Wednesday, April 6, 2016

E is for Experimenter Expectancy Effects

I've talked so far about how groups influence individuals and their behavior. But psychology has also contributed to our understanding of what controls (that is, what forces outside of what we are studying do we need to hold constant?) are necessary when we do research on people. And this contribution impacts many fields beyond psychology, such as medical research (like drug trials). One important thing to keep in mind is what effect the researcher might have on the participant, and how that researcher might inadvertently influence the participant's behavior. We call these "experimenter expectancy effects."

To take a step back and get (briefly) into the history of psychology: Psychology as a field grew out of two other fields - the physical sciences (like physics, chemistry, and so on) and philosophy. Early psychologists used methods from these respective fields for some of their first studies on psychological topics. But they learned that controls necessary in a physics study differ from those needed when studying people, so they had to develop new methods.

In the early 1900s, a man named Wilhelm von Osten gained media attention for his horse, Clever Hans.

Von Osten claimed that Hans could perform arithmetic, read and understand German, and keep track of time and the calendar. Von Osten would ask Hans a question, and Hans would respond by tapping his hoof. The German board of education sent psychologist Carl Stumpf to investigate the claims. They discovered that Hans was responding to the questioner's posture and facial expression to know when to stop tapping. (So Hans really was Clever, but at picking up social cues, not at arithmetic.)

Another famous example of experimenter expectancy effects came from research in the 1920s and 1930s at the Hawthorne Works factory in Cicero, Illinois. The researcher wanted to discover the best light conditions to maximize productivity in factory workers. They found that, regardless of lighting conditions used, worker productivity increased when changes were made, and decreased when the study ended. The conclusion is that the workers were more productive not because of the conditions, but because they knew they (and more importantly, their productivity) were being observed.

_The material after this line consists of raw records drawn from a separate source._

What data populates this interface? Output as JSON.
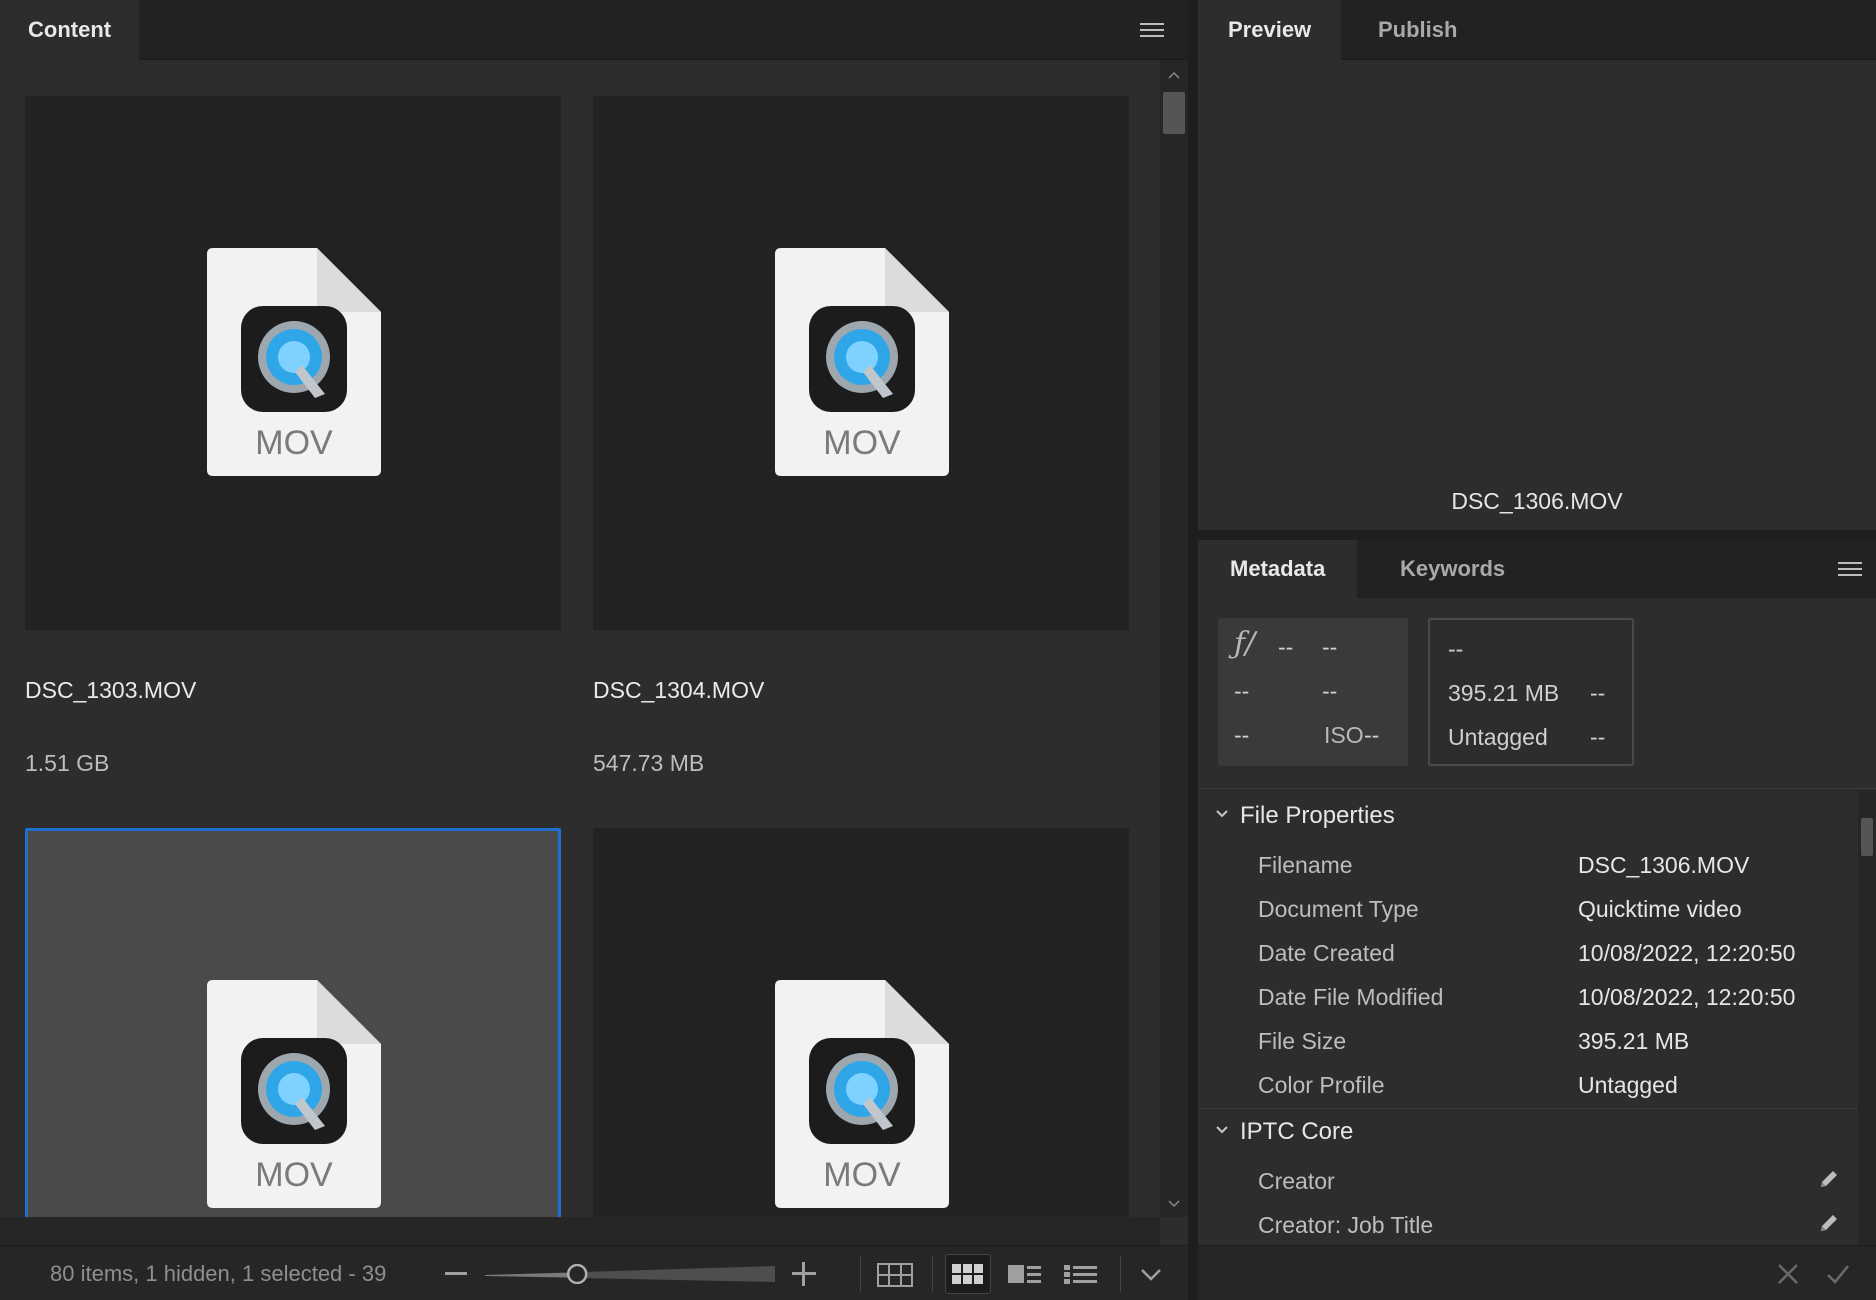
{
  "content_panel": {
    "tab_label": "Content",
    "items": [
      {
        "filename": "DSC_1303.MOV",
        "size": "1.51 GB",
        "icon_label": "MOV",
        "selected": false
      },
      {
        "filename": "DSC_1304.MOV",
        "size": "547.73 MB",
        "icon_label": "MOV",
        "selected": false
      },
      {
        "filename": "",
        "size": "",
        "icon_label": "MOV",
        "selected": true
      },
      {
        "filename": "",
        "size": "",
        "icon_label": "MOV",
        "selected": false
      }
    ]
  },
  "status_bar": {
    "text": "80 items, 1 hidden, 1 selected - 39",
    "thumbnail_size_fraction": 0.28
  },
  "preview_panel": {
    "tabs": [
      "Preview",
      "Publish"
    ],
    "active_tab": "Preview",
    "filename": "DSC_1306.MOV"
  },
  "metadata_panel": {
    "tabs": [
      "Metadata",
      "Keywords"
    ],
    "active_tab": "Metadata",
    "camera": {
      "aperture_symbol": "ƒ/",
      "aperture": "--",
      "shutter": "--",
      "r2c1": "--",
      "r2c2": "--",
      "r3c1": "--",
      "iso_label": "ISO",
      "iso": "--"
    },
    "file": {
      "r1c1": "--",
      "size": "395.21 MB",
      "r2c2": "--",
      "color": "Untagged",
      "r3c2": "--"
    },
    "sections": {
      "file_properties": {
        "title": "File Properties",
        "rows": [
          {
            "label": "Filename",
            "value": "DSC_1306.MOV"
          },
          {
            "label": "Document Type",
            "value": "Quicktime video"
          },
          {
            "label": "Date Created",
            "value": "10/08/2022, 12:20:50"
          },
          {
            "label": "Date File Modified",
            "value": "10/08/2022, 12:20:50"
          },
          {
            "label": "File Size",
            "value": "395.21 MB"
          },
          {
            "label": "Color Profile",
            "value": "Untagged"
          }
        ]
      },
      "iptc_core": {
        "title": "IPTC Core",
        "rows": [
          {
            "label": "Creator"
          },
          {
            "label": "Creator: Job Title"
          }
        ]
      }
    }
  },
  "colors": {
    "selection_border": "#1f6fd1",
    "panel_bg": "#2d2d2d",
    "tile_bg": "#222222"
  },
  "icons": [
    "hamburger-menu-icon",
    "quicktime-file-icon",
    "chevron-down-icon",
    "pencil-icon",
    "grid-view-icon",
    "thumbnail-view-icon",
    "filmstrip-view-icon",
    "list-view-icon",
    "close-icon",
    "checkmark-icon"
  ]
}
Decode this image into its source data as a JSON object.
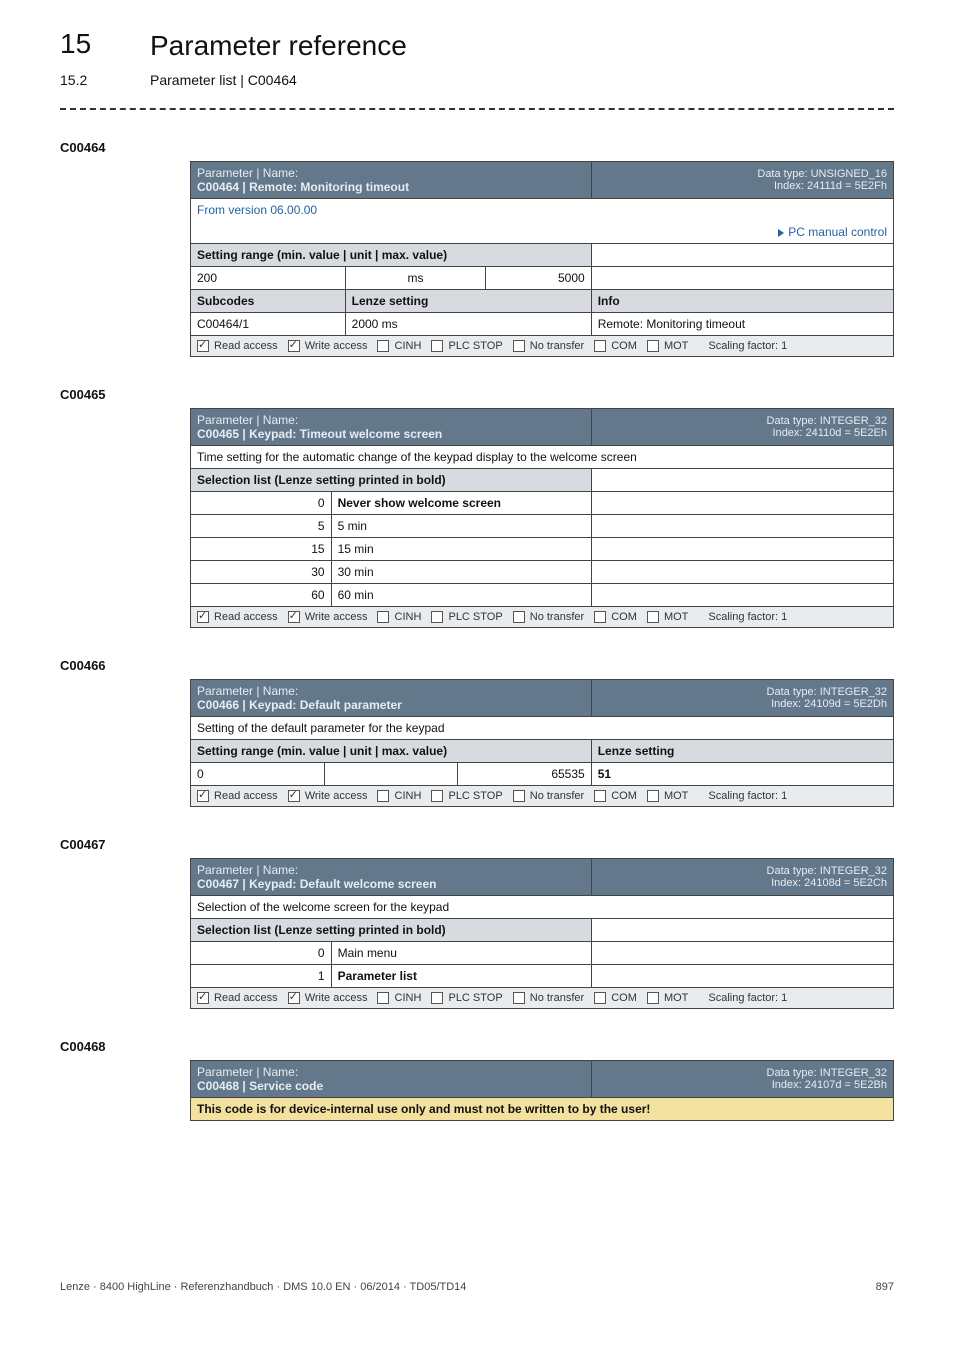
{
  "page": {
    "chapter_number": "15",
    "chapter_title": "Parameter reference",
    "section_number": "15.2",
    "section_title": "Parameter list | C00464",
    "footer_left": "Lenze · 8400 HighLine · Referenzhandbuch · DMS 10.0 EN · 06/2014 · TD05/TD14",
    "footer_right": "897"
  },
  "labels": {
    "parameter_name": "Parameter | Name:",
    "setting_range": "Setting range (min. value | unit | max. value)",
    "selection_list": "Selection list (Lenze setting printed in bold)",
    "subcodes": "Subcodes",
    "lenze_setting": "Lenze setting",
    "info": "Info",
    "scaling": "Scaling factor: 1"
  },
  "access_list": [
    {
      "label": "Read access",
      "checked": true
    },
    {
      "label": "Write access",
      "checked": true
    },
    {
      "label": "CINH",
      "checked": false
    },
    {
      "label": "PLC STOP",
      "checked": false
    },
    {
      "label": "No transfer",
      "checked": false
    },
    {
      "label": "COM",
      "checked": false
    },
    {
      "label": "MOT",
      "checked": false
    }
  ],
  "c00464": {
    "label": "C00464",
    "title_ref": "C00464 |",
    "title": "Remote: Monitoring timeout",
    "type_line": "Data type: UNSIGNED_16\nIndex: 24111d = 5E2Fh",
    "version": "From version 06.00.00",
    "pclink": "PC manual control",
    "range_min": "200",
    "range_unit": "ms",
    "range_max": "5000",
    "sub_code": "C00464/1",
    "sub_value": "2000 ms",
    "sub_info": "Remote: Monitoring timeout"
  },
  "c00465": {
    "label": "C00465",
    "title_ref": "C00465 |",
    "title": "Keypad: Timeout welcome screen",
    "type_line": "Data type: INTEGER_32\nIndex: 24110d = 5E2Eh",
    "desc": "Time setting for the automatic change of the keypad display to the welcome screen",
    "rows": [
      {
        "val": "0",
        "text": "Never show welcome screen",
        "bold": true
      },
      {
        "val": "5",
        "text": "5 min",
        "bold": false
      },
      {
        "val": "15",
        "text": "15 min",
        "bold": false
      },
      {
        "val": "30",
        "text": "30 min",
        "bold": false
      },
      {
        "val": "60",
        "text": "60 min",
        "bold": false
      }
    ]
  },
  "c00466": {
    "label": "C00466",
    "title_ref": "C00466 |",
    "title": "Keypad: Default parameter",
    "type_line": "Data type: INTEGER_32\nIndex: 24109d = 5E2Dh",
    "desc": "Setting of the default parameter for the keypad",
    "range_min": "0",
    "range_max": "65535",
    "lenze_val": "51"
  },
  "c00467": {
    "label": "C00467",
    "title_ref": "C00467 |",
    "title": "Keypad: Default welcome screen",
    "type_line": "Data type: INTEGER_32\nIndex: 24108d = 5E2Ch",
    "desc": "Selection of the welcome screen for the keypad",
    "rows": [
      {
        "val": "0",
        "text": "Main menu",
        "bold": false
      },
      {
        "val": "1",
        "text": "Parameter list",
        "bold": true
      }
    ]
  },
  "c00468": {
    "label": "C00468",
    "title_ref": "C00468 |",
    "title": "Service code",
    "type_line": "Data type: INTEGER_32\nIndex: 24107d = 5E2Bh",
    "warn": "This code is for device-internal use only and must not be written to by the user!"
  }
}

This concept later became known as the Hawthorne effect.

We are social creatures, and we look for cues from others to make sure we're responding the way we're supposed to. This is great if you're in a new situation and want to fit in, but not so great when you're participating in a study. For this reason, new controls had to be added to studies of people to make sure the experimenter isn't unconsciously influencing the participant.

One way is through blinding. Single blind means the participant does not know what is being studied, or at least, what is being changed about his/her situation (the independent variable) to affect his/her response (the dependent variable); double blind means the experimenter also doesn't know what condition (level of the independent variable) the participant is in and/or what outcome is expected. Instead, a person who doesn't interact directly with the participant knows that information and uses it when analyzing data. In drug trials, this means that some people get the real drug and some get a placebo, and neither the participant nor the experimenter knows which the participant received.

But wait, there's more! There's another famous study of experimenter expectancy effects that I'll be blogging about later!

1 comment:

  1. It's really amazing that scientists have found tat even the tiniest particles of the universe behave differently if they are observed, and so many scientific papers contradict each other you have to wonder if they ever get to actually do research without influencing the outcome in some way or another! ~Liz